• WHAT YOU SHOULD DO: Comb through the entries for "name" and pull out each line that holds it.

• MATERIAL FOR THE TASK:

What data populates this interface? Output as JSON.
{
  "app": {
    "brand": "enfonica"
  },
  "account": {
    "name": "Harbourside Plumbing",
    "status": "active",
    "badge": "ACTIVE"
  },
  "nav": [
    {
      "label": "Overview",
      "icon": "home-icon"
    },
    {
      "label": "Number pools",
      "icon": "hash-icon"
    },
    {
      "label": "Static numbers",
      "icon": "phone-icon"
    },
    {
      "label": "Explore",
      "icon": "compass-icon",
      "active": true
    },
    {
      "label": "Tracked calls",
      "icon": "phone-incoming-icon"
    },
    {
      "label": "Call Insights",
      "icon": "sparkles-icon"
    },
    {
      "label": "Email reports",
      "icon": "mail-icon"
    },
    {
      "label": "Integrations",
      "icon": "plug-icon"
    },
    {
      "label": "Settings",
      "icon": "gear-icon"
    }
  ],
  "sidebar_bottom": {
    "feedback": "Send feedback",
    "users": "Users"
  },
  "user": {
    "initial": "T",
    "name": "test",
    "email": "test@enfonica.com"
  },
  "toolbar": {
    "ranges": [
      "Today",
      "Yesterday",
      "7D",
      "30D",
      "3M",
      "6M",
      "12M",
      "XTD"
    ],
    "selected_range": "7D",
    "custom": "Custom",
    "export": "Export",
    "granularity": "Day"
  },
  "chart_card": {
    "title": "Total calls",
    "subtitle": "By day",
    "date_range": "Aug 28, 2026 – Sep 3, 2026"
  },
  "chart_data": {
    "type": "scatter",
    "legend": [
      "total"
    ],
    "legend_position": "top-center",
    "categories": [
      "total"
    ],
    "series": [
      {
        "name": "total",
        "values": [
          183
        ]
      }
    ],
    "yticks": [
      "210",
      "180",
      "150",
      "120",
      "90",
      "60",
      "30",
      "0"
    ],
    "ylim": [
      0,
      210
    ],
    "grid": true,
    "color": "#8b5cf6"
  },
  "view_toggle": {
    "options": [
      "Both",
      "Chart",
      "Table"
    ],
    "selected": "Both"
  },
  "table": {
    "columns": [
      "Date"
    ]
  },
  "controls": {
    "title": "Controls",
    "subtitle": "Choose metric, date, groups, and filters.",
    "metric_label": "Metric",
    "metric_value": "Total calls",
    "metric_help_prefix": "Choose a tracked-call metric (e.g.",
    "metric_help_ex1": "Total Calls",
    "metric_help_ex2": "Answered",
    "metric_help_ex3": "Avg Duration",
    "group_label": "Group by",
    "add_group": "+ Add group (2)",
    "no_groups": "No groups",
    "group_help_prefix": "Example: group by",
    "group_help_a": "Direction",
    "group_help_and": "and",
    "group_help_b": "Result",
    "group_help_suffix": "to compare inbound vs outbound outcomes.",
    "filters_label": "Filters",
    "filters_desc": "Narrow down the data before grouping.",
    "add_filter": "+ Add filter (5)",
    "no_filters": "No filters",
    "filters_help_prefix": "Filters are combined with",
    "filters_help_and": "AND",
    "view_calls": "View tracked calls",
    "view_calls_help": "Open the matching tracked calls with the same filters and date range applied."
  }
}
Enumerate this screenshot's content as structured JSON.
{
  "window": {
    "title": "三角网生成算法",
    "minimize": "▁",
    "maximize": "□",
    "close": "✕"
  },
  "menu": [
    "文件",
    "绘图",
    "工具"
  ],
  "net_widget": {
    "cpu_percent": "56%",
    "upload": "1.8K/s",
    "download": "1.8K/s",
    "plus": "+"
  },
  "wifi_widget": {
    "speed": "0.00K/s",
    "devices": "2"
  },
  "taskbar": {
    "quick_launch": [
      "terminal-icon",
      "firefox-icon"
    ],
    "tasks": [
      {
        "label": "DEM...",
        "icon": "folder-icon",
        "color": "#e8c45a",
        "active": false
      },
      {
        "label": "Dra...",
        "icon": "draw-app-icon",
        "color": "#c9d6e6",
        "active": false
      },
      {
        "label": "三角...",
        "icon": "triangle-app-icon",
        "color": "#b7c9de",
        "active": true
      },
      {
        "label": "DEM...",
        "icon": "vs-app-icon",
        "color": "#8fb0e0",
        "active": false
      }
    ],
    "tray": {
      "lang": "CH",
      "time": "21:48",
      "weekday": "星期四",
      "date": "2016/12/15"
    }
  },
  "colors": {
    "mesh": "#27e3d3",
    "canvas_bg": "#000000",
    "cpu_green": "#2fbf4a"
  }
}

• SOLUTION TO THIS PROBLEM:
    "name": "Harbourside Plumbing",
    "name": "test",
        "name": "total",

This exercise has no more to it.